“As landlords, it’s beholden on us to evolve from being a global real estate investor that that owns physical assets to becoming a hotelier who operates office buildings” – Pearce, Ivanhoé Cambridge.
Make experiences fluid
“People are used to fluid experiences every day on their smartphones; seamless experience with as little blocks as possible. They don’t like going through hoops” – Dolla, Habx.
“It’s not that you have to go into the office, it is that you have to want to go into the office” – De Savary of Built-ID.
All about the experience
“The business case for relocating to a new building is to make do with less space while creating a higher quality environment. A lot of tenants are doing this by leveraging third spaces, and it’s beholden on landlords to deliver those third spaces.
“Often we are building outdoor spaces, parks, fully connected, outdoor meeting spaces. Lobbies used to be soulless mausoleums, now they’re engaging. The food and beverage offering in a building isn’t just grab something at a food vendor and sit down, eat and then leave. We’re finding that these areas are being increasingly utilised during the day for impromptu meetings and collisions.
“It’s about retaining the tenant, which is a lot lower cost than finding a new one” – Pearce, Ivanhoé Cambridge.
A variety of spaces that offer agility
“The sharing economy has translated into the workspace. Space is delivered by function, with different areas for head-down space, for private conversations and for team collaboration in an open forum where ideas are brought forward. The overarching theme is agility, as how we work can vary day to day” – Pearce, Ivanhoé Cambridge.
Returning time to the employee
“As landlords it’s beholden on us to return time to our employees. A lot of what we’re doing in our buildings right now is about making that blur between workspace and personal life easier, like the ability to have dry cleaning services, to order in food, or the ability to book a fitness class” – Pearce, Ivanhoé Cambridge.

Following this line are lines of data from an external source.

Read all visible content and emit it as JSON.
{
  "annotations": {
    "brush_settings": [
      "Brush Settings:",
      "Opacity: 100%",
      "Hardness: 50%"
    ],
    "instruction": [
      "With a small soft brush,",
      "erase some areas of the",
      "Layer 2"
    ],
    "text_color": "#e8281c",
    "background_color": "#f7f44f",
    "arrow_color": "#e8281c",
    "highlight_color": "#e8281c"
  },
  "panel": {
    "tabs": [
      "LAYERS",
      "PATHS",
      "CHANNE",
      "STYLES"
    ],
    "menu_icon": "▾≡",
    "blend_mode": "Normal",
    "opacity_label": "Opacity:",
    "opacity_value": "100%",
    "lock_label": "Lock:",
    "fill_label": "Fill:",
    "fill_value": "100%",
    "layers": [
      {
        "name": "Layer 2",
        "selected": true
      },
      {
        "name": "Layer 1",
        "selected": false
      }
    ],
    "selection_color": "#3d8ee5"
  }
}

Define & live your values
“The younger generation today are more socially and politically activated than people have been for a long time, and they care about what’s happening and their environment and they feel like they have a sense of ownership over it” – De Savary, Built-ID.
Mixed use – in the project or in the neighbourhood
“Mixed use becomes even more important the further out you go from downturn or the CBD, where mixed use is not in a single project, but in an environment.
“Downtown is where mass transit terminates. If you are competing for talent, you’ve got to be the employer of choice and you’ve got to be in the location of choice” – Peace, Ivanhoé Cambridge.
“Our existing building feels isolated… I would like to see that change, as a team, with more interaction with the wider environment” – De Savary, Built-ID
“We are moving office to be more centralised, in the more vibrant area of the South Bank [London]. Our existing building is a much nicer office; there’s a gym, a café, everything you could need, but it feels isolated – you can’t step out and go to a load of bars or to a local restaurant. I would like to see that change, as a team, with more interaction with the wider environment” – De Savary, Built-ID.
On a final note, referring to the findings of the Deloitte survey. If you thought that everything is about offering experiences, it’s not. The younger generations are just as ambitious as their elders. As the quote goes, there is more that unites us than divides us. The workspace is not just about plopping in some bean bags and providing free sandwiches.